### Instructions for the task
Which lines in the data below contain the word "name"? Return each of them.

### The data
--- --- ---

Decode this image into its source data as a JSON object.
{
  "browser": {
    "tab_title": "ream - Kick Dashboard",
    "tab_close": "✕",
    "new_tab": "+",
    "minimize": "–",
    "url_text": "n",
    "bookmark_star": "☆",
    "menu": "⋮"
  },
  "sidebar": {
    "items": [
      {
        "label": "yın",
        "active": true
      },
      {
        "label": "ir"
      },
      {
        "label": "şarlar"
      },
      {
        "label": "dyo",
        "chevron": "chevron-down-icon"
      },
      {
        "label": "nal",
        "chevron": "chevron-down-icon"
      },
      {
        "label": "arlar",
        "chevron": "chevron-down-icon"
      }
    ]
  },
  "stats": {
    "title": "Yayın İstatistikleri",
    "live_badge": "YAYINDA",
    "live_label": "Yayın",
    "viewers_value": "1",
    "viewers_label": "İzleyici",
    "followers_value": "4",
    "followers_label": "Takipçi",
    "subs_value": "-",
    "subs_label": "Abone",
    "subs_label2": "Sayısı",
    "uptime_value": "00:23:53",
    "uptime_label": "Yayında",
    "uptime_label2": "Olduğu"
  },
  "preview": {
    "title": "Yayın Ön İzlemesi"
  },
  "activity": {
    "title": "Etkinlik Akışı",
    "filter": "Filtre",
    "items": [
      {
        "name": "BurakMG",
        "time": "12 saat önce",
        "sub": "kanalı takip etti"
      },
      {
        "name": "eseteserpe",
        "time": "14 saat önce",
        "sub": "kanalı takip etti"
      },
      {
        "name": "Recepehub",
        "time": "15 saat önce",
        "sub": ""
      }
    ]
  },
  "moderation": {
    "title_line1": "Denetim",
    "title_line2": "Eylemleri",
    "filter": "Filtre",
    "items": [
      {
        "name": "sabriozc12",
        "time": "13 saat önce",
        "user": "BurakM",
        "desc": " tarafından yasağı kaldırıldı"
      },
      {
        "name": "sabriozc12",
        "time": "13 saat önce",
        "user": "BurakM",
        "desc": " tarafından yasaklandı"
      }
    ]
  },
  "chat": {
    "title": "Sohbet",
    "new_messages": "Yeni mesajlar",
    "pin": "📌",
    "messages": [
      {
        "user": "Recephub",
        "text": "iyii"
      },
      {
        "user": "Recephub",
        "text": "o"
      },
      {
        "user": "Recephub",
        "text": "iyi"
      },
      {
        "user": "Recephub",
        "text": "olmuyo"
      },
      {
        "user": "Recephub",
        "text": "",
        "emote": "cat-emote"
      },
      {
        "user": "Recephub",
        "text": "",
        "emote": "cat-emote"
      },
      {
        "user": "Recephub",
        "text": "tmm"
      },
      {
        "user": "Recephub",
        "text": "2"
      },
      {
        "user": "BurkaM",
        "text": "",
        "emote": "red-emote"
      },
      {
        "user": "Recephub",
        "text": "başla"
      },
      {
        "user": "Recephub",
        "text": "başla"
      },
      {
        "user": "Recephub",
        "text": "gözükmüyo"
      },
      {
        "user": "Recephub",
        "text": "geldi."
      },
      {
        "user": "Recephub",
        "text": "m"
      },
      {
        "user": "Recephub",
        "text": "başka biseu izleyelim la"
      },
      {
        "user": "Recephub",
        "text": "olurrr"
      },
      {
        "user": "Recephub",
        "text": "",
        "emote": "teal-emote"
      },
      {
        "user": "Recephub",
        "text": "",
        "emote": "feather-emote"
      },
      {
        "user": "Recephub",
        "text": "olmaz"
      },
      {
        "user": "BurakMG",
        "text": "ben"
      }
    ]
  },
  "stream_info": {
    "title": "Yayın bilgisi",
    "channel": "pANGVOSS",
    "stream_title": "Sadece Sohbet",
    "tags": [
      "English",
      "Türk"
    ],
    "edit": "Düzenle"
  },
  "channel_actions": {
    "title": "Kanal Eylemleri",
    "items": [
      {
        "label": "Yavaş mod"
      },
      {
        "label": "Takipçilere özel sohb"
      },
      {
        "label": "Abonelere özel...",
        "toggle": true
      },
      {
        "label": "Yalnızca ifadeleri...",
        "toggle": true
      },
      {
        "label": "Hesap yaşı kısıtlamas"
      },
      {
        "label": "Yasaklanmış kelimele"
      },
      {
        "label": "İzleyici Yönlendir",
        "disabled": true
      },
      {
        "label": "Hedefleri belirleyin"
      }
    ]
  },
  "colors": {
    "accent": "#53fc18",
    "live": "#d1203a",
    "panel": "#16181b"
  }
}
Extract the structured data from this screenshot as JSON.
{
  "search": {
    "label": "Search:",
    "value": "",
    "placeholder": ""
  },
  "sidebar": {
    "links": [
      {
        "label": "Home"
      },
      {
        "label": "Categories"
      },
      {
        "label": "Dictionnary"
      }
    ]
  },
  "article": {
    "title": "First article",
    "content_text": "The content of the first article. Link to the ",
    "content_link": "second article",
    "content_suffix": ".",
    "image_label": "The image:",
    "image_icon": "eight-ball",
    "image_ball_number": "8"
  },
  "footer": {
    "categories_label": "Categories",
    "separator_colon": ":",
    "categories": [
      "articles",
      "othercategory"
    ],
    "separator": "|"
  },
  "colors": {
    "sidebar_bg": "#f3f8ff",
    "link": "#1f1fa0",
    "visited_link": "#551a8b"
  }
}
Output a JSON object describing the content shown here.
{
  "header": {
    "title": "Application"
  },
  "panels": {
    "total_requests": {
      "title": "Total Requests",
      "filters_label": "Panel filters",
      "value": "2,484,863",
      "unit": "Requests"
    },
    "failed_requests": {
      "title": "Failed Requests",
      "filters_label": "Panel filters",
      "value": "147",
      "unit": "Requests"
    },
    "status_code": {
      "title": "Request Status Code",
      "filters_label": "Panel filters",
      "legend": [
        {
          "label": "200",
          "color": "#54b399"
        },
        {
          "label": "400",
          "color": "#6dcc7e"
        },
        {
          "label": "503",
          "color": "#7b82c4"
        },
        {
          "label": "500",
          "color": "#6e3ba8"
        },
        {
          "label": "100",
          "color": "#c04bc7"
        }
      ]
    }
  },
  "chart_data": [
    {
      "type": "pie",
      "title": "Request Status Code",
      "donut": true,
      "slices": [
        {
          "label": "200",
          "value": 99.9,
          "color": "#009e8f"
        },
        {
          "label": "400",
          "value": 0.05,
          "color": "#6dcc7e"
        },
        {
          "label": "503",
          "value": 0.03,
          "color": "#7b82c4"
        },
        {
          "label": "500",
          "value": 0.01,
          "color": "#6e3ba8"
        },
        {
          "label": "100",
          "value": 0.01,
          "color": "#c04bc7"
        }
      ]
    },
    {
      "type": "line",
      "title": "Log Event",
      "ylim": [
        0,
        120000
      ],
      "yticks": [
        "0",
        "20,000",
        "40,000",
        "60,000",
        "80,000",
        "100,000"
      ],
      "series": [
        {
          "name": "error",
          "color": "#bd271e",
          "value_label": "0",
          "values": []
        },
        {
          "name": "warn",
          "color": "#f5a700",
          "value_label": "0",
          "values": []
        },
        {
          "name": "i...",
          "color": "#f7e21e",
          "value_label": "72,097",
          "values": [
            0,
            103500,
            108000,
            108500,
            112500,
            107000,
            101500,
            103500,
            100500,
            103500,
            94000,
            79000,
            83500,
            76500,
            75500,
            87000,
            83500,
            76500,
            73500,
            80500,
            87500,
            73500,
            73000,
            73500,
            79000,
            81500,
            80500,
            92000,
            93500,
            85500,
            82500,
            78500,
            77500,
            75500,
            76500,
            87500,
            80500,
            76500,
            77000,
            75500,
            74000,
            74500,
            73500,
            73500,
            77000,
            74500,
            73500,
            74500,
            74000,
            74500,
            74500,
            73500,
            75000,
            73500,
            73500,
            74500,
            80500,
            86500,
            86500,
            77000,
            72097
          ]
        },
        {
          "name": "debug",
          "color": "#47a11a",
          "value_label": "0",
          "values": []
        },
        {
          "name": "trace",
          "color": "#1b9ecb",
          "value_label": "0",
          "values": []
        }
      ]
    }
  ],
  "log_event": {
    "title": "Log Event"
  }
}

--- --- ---

### Reply
        "name": "BurakMG",
        "name": "eseteserpe",
        "name": "Recepehub",
        "name": "sabriozc12",
        "name": "sabriozc12",
          "name": "error",
          "name": "warn",
          "name": "i...",
          "name": "debug",
          "name": "trace",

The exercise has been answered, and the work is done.